Seven Lease Clauses That May be Unenforceable


Many property managers and landlords believe that when a renter signs a lease, it’s a legally binding contract because they agreed to the terms set forth. However, just because something is stated in the lease, doesn’t mean that it is actually enforceable in a court of law.

Here are seven lease clauses that may be unenforceable depending on the laws in your state…

Waiver of Rights: Any clause which states the tenant agrees to waive all of their rights or waive the right to a jury trial.

No Notice: Any provision that declares that the landlord may enter the rental unit at any time without providing notice.

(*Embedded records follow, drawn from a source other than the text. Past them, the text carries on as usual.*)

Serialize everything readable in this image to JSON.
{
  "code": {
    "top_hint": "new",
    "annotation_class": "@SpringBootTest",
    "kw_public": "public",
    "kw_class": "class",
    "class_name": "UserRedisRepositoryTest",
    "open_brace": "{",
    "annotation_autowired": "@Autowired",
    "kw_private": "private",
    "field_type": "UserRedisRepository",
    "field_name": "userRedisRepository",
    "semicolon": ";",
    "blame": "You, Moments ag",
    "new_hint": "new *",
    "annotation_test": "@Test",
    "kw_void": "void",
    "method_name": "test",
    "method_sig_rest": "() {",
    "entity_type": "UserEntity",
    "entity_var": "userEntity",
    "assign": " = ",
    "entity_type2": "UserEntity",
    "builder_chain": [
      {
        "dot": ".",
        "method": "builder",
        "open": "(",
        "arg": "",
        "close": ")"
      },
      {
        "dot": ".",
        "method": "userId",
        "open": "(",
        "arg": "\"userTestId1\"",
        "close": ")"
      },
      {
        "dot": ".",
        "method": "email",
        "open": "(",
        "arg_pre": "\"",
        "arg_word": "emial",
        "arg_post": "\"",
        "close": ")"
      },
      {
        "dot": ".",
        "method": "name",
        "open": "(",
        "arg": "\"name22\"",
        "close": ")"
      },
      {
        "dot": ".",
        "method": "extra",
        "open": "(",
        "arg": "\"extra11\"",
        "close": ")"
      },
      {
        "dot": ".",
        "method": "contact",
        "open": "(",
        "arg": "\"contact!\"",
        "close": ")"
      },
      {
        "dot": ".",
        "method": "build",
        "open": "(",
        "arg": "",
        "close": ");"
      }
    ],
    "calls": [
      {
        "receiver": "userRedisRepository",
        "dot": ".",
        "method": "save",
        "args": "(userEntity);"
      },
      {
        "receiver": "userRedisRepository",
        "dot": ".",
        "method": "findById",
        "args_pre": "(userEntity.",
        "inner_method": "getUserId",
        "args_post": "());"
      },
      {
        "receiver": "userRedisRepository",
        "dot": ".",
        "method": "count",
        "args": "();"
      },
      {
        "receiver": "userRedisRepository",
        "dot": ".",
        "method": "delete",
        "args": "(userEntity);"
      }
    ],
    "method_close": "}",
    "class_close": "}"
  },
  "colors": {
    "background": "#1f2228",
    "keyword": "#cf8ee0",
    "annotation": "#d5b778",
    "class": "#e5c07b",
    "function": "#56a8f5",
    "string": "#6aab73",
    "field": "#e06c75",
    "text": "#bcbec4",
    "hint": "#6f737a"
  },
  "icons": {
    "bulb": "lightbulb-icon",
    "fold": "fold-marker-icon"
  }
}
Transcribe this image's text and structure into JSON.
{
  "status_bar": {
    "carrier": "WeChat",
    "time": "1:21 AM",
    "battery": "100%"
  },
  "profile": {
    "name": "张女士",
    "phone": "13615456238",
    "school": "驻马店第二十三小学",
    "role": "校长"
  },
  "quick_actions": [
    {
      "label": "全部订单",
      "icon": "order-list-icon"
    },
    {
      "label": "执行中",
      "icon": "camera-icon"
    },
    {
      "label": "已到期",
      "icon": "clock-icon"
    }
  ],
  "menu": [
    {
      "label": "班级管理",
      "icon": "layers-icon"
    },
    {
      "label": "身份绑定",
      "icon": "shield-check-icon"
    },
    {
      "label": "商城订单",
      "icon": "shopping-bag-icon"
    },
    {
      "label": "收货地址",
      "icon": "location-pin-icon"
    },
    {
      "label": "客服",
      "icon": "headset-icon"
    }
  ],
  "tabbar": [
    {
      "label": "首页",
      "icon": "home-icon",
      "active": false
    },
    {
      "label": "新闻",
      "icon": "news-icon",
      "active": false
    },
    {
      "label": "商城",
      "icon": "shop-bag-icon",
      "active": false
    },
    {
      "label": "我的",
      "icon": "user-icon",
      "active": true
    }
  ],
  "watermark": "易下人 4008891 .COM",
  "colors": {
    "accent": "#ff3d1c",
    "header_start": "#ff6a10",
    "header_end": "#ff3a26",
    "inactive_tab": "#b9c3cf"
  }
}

Full Liability: Any article stating the tenant is financially responsible for all damages to the rental unit, or is liable for any injuries, regardless of landlord negligence.

Repossession: Any clause which expresses that the landlord can take possession of the property if the tenant falls behind in paying rent. There are certain steps that need to be taken in the event of non-payment/eviction.

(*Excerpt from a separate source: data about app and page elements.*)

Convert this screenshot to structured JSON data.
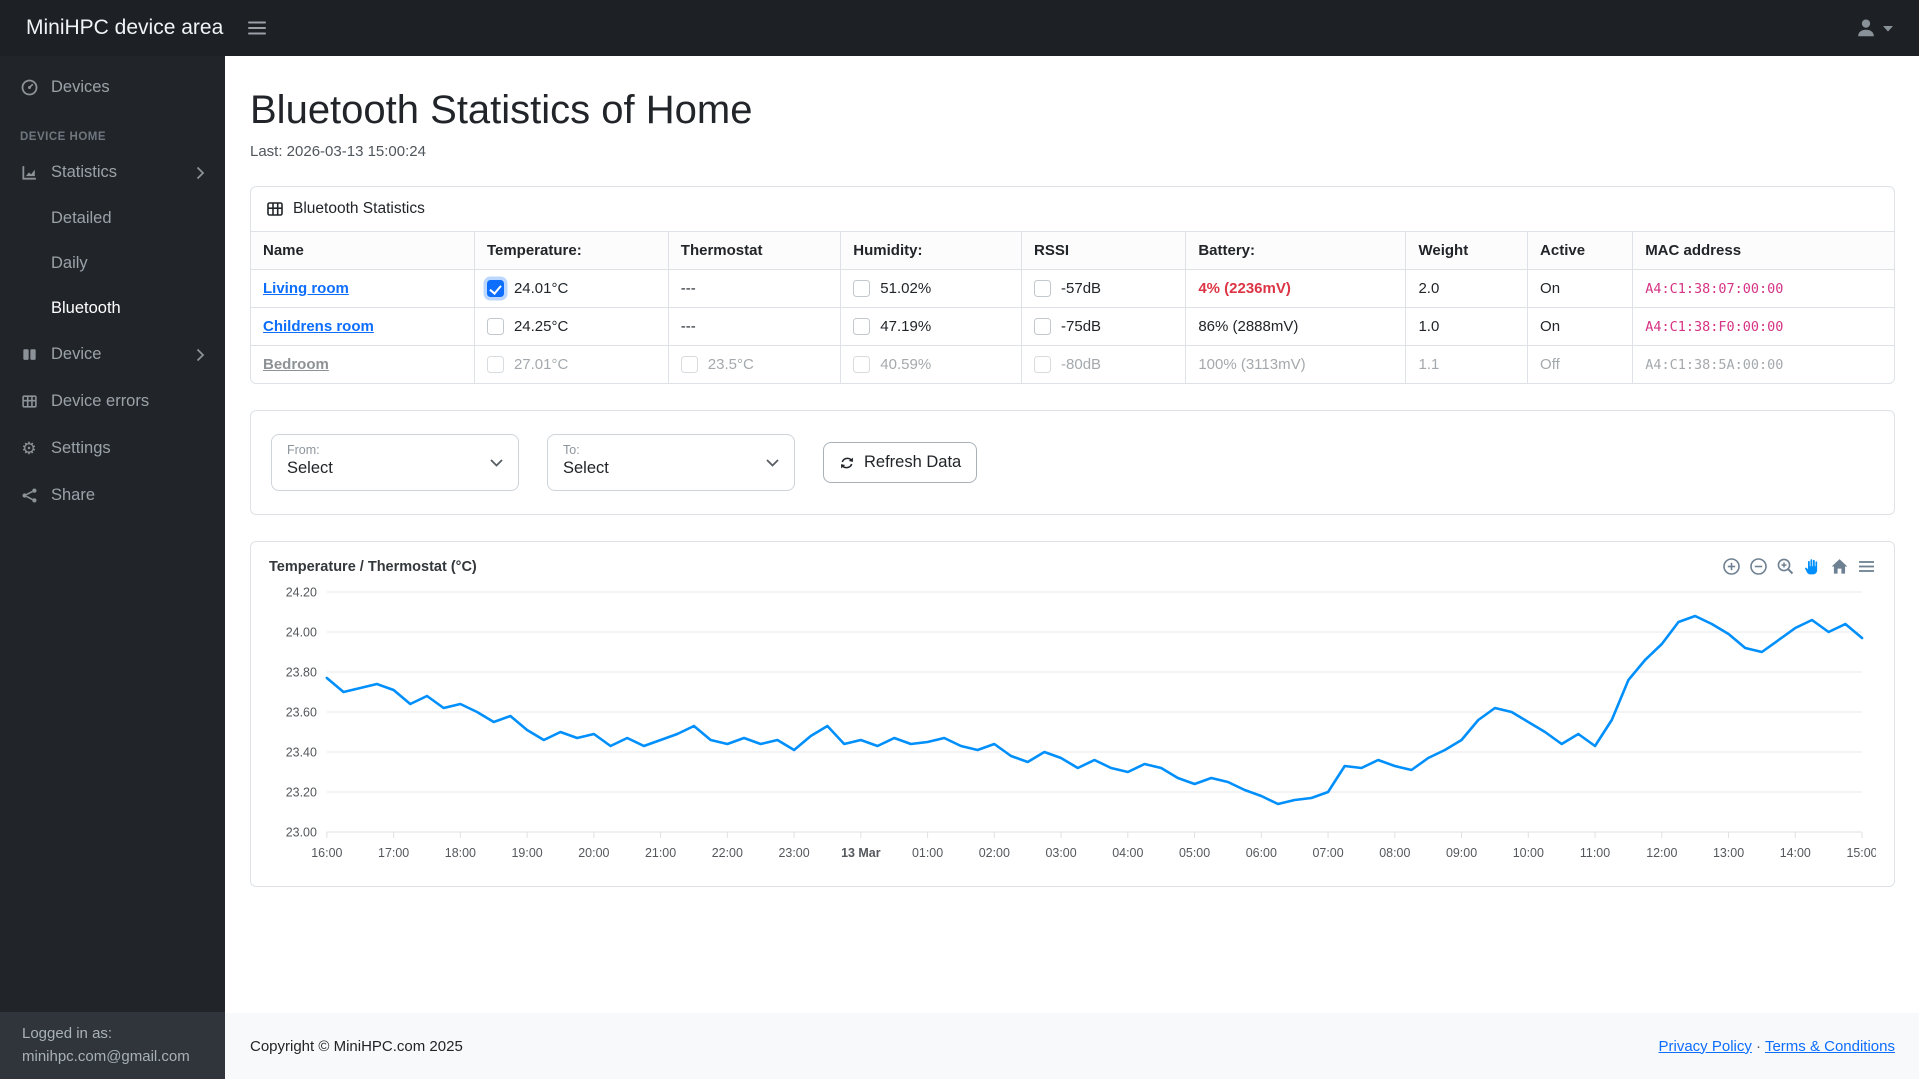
{
  "app": {
    "brand": "MiniHPC device area"
  },
  "sidebar": {
    "section_label": "DEVICE HOME",
    "items": {
      "devices": "Devices",
      "statistics": "Statistics",
      "detailed": "Detailed",
      "daily": "Daily",
      "bluetooth": "Bluetooth",
      "device": "Device",
      "device_errors": "Device errors",
      "settings": "Settings",
      "share": "Share"
    },
    "footer": {
      "line1": "Logged in as:",
      "line2": "minihpc.com@gmail.com"
    }
  },
  "page": {
    "title": "Bluetooth Statistics of Home",
    "last": "Last: 2026-03-13 15:00:24"
  },
  "stats_card": {
    "header": "Bluetooth Statistics",
    "columns": [
      "Name",
      "Temperature:",
      "Thermostat",
      "Humidity:",
      "RSSI",
      "Battery:",
      "Weight",
      "Active",
      "MAC address"
    ],
    "rows": [
      {
        "name": "Living room",
        "temp": "24.01°C",
        "temp_checked": true,
        "thermostat": "---",
        "humidity": "51.02%",
        "humidity_checked": false,
        "rssi": "-57dB",
        "rssi_checked": false,
        "battery": "4% (2236mV)",
        "battery_alert": true,
        "weight": "2.0",
        "active": "On",
        "mac": "A4:C1:38:07:00:00",
        "muted": false
      },
      {
        "name": "Childrens room",
        "temp": "24.25°C",
        "temp_checked": false,
        "thermostat": "---",
        "humidity": "47.19%",
        "humidity_checked": false,
        "rssi": "-75dB",
        "rssi_checked": false,
        "battery": "86% (2888mV)",
        "battery_alert": false,
        "weight": "1.0",
        "active": "On",
        "mac": "A4:C1:38:F0:00:00",
        "muted": false
      },
      {
        "name": "Bedroom",
        "temp": "27.01°C",
        "temp_checked": false,
        "thermostat": "23.5°C",
        "thermostat_checked": false,
        "humidity": "40.59%",
        "humidity_checked": false,
        "rssi": "-80dB",
        "rssi_checked": false,
        "battery": "100% (3113mV)",
        "battery_alert": false,
        "weight": "1.1",
        "active": "Off",
        "mac": "A4:C1:38:5A:00:00",
        "muted": true
      }
    ]
  },
  "filters": {
    "from_label": "From:",
    "from_value": "Select",
    "to_label": "To:",
    "to_value": "Select",
    "refresh_label": "Refresh Data"
  },
  "chart_data": {
    "type": "line",
    "title": "Temperature / Thermostat (°C)",
    "x_categories": [
      "16:00",
      "17:00",
      "18:00",
      "19:00",
      "20:00",
      "21:00",
      "22:00",
      "23:00",
      "13 Mar",
      "01:00",
      "02:00",
      "03:00",
      "04:00",
      "05:00",
      "06:00",
      "07:00",
      "08:00",
      "09:00",
      "10:00",
      "11:00",
      "12:00",
      "13:00",
      "14:00",
      "15:00"
    ],
    "bold_category_index": 8,
    "ylim": [
      23.0,
      24.2
    ],
    "ytick": 0.2,
    "x_hours_span": 23,
    "grid": true,
    "legend": "none",
    "toolbar": [
      "zoom-in",
      "zoom-out",
      "selection-zoom",
      "pan",
      "home",
      "menu"
    ],
    "series": [
      {
        "name": "Temperature",
        "color": "#008FFB",
        "points": [
          [
            0,
            23.77
          ],
          [
            0.25,
            23.7
          ],
          [
            0.5,
            23.72
          ],
          [
            0.75,
            23.74
          ],
          [
            1,
            23.71
          ],
          [
            1.25,
            23.64
          ],
          [
            1.5,
            23.68
          ],
          [
            1.75,
            23.62
          ],
          [
            2,
            23.64
          ],
          [
            2.25,
            23.6
          ],
          [
            2.5,
            23.55
          ],
          [
            2.75,
            23.58
          ],
          [
            3,
            23.51
          ],
          [
            3.25,
            23.46
          ],
          [
            3.5,
            23.5
          ],
          [
            3.75,
            23.47
          ],
          [
            4,
            23.49
          ],
          [
            4.25,
            23.43
          ],
          [
            4.5,
            23.47
          ],
          [
            4.75,
            23.43
          ],
          [
            5,
            23.46
          ],
          [
            5.25,
            23.49
          ],
          [
            5.5,
            23.53
          ],
          [
            5.75,
            23.46
          ],
          [
            6,
            23.44
          ],
          [
            6.25,
            23.47
          ],
          [
            6.5,
            23.44
          ],
          [
            6.75,
            23.46
          ],
          [
            7,
            23.41
          ],
          [
            7.25,
            23.48
          ],
          [
            7.5,
            23.53
          ],
          [
            7.75,
            23.44
          ],
          [
            8,
            23.46
          ],
          [
            8.25,
            23.43
          ],
          [
            8.5,
            23.47
          ],
          [
            8.75,
            23.44
          ],
          [
            9,
            23.45
          ],
          [
            9.25,
            23.47
          ],
          [
            9.5,
            23.43
          ],
          [
            9.75,
            23.41
          ],
          [
            10,
            23.44
          ],
          [
            10.25,
            23.38
          ],
          [
            10.5,
            23.35
          ],
          [
            10.75,
            23.4
          ],
          [
            11,
            23.37
          ],
          [
            11.25,
            23.32
          ],
          [
            11.5,
            23.36
          ],
          [
            11.75,
            23.32
          ],
          [
            12,
            23.3
          ],
          [
            12.25,
            23.34
          ],
          [
            12.5,
            23.32
          ],
          [
            12.75,
            23.27
          ],
          [
            13,
            23.24
          ],
          [
            13.25,
            23.27
          ],
          [
            13.5,
            23.25
          ],
          [
            13.75,
            23.21
          ],
          [
            14,
            23.18
          ],
          [
            14.25,
            23.14
          ],
          [
            14.5,
            23.16
          ],
          [
            14.75,
            23.17
          ],
          [
            15,
            23.2
          ],
          [
            15.25,
            23.33
          ],
          [
            15.5,
            23.32
          ],
          [
            15.75,
            23.36
          ],
          [
            16,
            23.33
          ],
          [
            16.25,
            23.31
          ],
          [
            16.5,
            23.37
          ],
          [
            16.75,
            23.41
          ],
          [
            17,
            23.46
          ],
          [
            17.25,
            23.56
          ],
          [
            17.5,
            23.62
          ],
          [
            17.75,
            23.6
          ],
          [
            18,
            23.55
          ],
          [
            18.25,
            23.5
          ],
          [
            18.5,
            23.44
          ],
          [
            18.75,
            23.49
          ],
          [
            19,
            23.43
          ],
          [
            19.25,
            23.56
          ],
          [
            19.5,
            23.76
          ],
          [
            19.75,
            23.86
          ],
          [
            20,
            23.94
          ],
          [
            20.25,
            24.05
          ],
          [
            20.5,
            24.08
          ],
          [
            20.75,
            24.04
          ],
          [
            21,
            23.99
          ],
          [
            21.25,
            23.92
          ],
          [
            21.5,
            23.9
          ],
          [
            21.75,
            23.96
          ],
          [
            22,
            24.02
          ],
          [
            22.25,
            24.06
          ],
          [
            22.5,
            24.0
          ],
          [
            22.75,
            24.04
          ],
          [
            23,
            23.97
          ]
        ]
      }
    ]
  },
  "footer": {
    "copyright": "Copyright © MiniHPC.com 2025",
    "links": [
      "Privacy Policy",
      "Terms & Conditions"
    ],
    "separator": "·"
  },
  "colors": {
    "accent": "#0d6efd",
    "line": "#008FFB",
    "danger": "#dc3545",
    "mac_pink": "#d63384",
    "sidebar_bg": "#212529",
    "topbar_bg": "#1d2125"
  }
}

Legal Fees: Any provision stating that the tenant will pay the landlord’s legal fees in the event that any lawsuit transpires, regardless of fault.

Termination: Any clause declaring that the rental agreement may be terminated with shorter notice from one party over the other. Equal notice is required for both parties.

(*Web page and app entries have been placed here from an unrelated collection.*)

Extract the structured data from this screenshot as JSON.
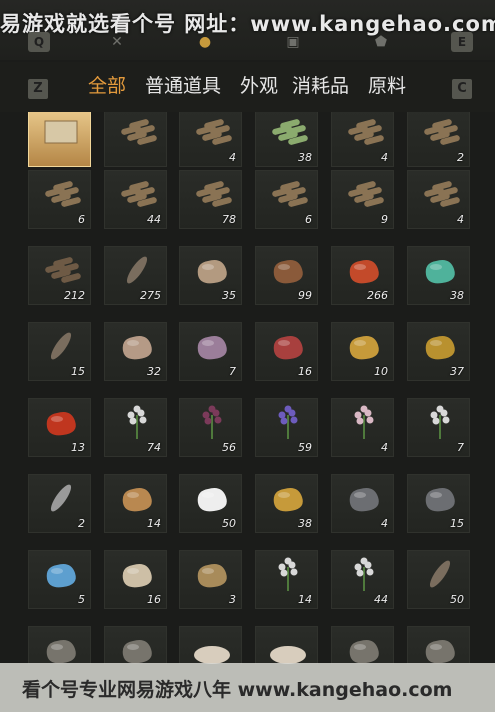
{
  "top_watermark": "易游戏就选看个号  网址：www.kangehao.com",
  "bottom_watermark": "看个号专业网易游戏八年 www.kangehao.com",
  "top_keys": [
    "Q",
    "E"
  ],
  "top_icons": [
    "close-icon",
    "pouch-icon",
    "chest-icon",
    "shield-icon"
  ],
  "tab_keys": [
    "Z",
    "C"
  ],
  "tabs": [
    "全部",
    "普通道具",
    "外观",
    "消耗品",
    "原料"
  ],
  "items": [
    {
      "icon": "scroll-icon",
      "qty": ""
    },
    {
      "icon": "log-bundle-icon",
      "qty": ""
    },
    {
      "icon": "log-bundle-icon",
      "qty": "4"
    },
    {
      "icon": "bamboo-bundle-icon",
      "qty": "38"
    },
    {
      "icon": "log-bundle-icon",
      "qty": "4"
    },
    {
      "icon": "log-bundle-icon",
      "qty": "2"
    },
    {
      "icon": "log-bundle-icon",
      "qty": "6"
    },
    {
      "icon": "log-bundle-icon",
      "qty": "44"
    },
    {
      "icon": "log-bundle-icon",
      "qty": "78"
    },
    {
      "icon": "log-bundle-icon",
      "qty": "6"
    },
    {
      "icon": "log-bundle-icon",
      "qty": "9"
    },
    {
      "icon": "log-bundle-icon",
      "qty": "4"
    },
    {
      "icon": "wood-pile-icon",
      "qty": "212"
    },
    {
      "icon": "feather-icon",
      "qty": "275"
    },
    {
      "icon": "mushroom-icon",
      "qty": "35"
    },
    {
      "icon": "shrimp-icon",
      "qty": "99"
    },
    {
      "icon": "berries-icon",
      "qty": "266"
    },
    {
      "icon": "jade-ore-icon",
      "qty": "38"
    },
    {
      "icon": "feathers-bundle-icon",
      "qty": "15"
    },
    {
      "icon": "hide-icon",
      "qty": "32"
    },
    {
      "icon": "root-icon",
      "qty": "7"
    },
    {
      "icon": "meat-icon",
      "qty": "16"
    },
    {
      "icon": "fish-icon",
      "qty": "10"
    },
    {
      "icon": "gold-ore-icon",
      "qty": "37"
    },
    {
      "icon": "amber-stone-icon",
      "qty": "13"
    },
    {
      "icon": "white-flower-icon",
      "qty": "74"
    },
    {
      "icon": "purple-petal-icon",
      "qty": "56"
    },
    {
      "icon": "lavender-icon",
      "qty": "59"
    },
    {
      "icon": "blossom-branch-icon",
      "qty": "4"
    },
    {
      "icon": "red-flower-icon",
      "qty": "7"
    },
    {
      "icon": "grass-sprig-icon",
      "qty": "2"
    },
    {
      "icon": "fur-icon",
      "qty": "14"
    },
    {
      "icon": "white-fleece-icon",
      "qty": "50"
    },
    {
      "icon": "pufferfish-icon",
      "qty": "38"
    },
    {
      "icon": "gray-ore-icon",
      "qty": "4"
    },
    {
      "icon": "dark-ore-icon",
      "qty": "15"
    },
    {
      "icon": "blue-crystal-icon",
      "qty": "5"
    },
    {
      "icon": "bone-icon",
      "qty": "16"
    },
    {
      "icon": "grain-sacks-icon",
      "qty": "3"
    },
    {
      "icon": "white-flower-plant-icon",
      "qty": "14"
    },
    {
      "icon": "pink-flower-plant-icon",
      "qty": "44"
    },
    {
      "icon": "dark-feather-icon",
      "qty": "50"
    },
    {
      "icon": "partial-item-icon",
      "qty": ""
    },
    {
      "icon": "partial-item-icon",
      "qty": ""
    },
    {
      "icon": "bowl-icon",
      "qty": ""
    },
    {
      "icon": "bowl-icon",
      "qty": ""
    },
    {
      "icon": "partial-item-icon",
      "qty": ""
    },
    {
      "icon": "partial-item-icon",
      "qty": ""
    }
  ]
}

Excessive Late Fees: Any article that states the tenant will pay an excessively high late fee. Note: what is considered as excessive varies by state. Research your state’s Landlord and Tenant Act to determine what is deemed acceptable. As a rule of thumb, a late fee in excess of 5% might be determined as unreasonably high.



Photo credit: Leo Reynolds / Foter / CC BY-NC-SA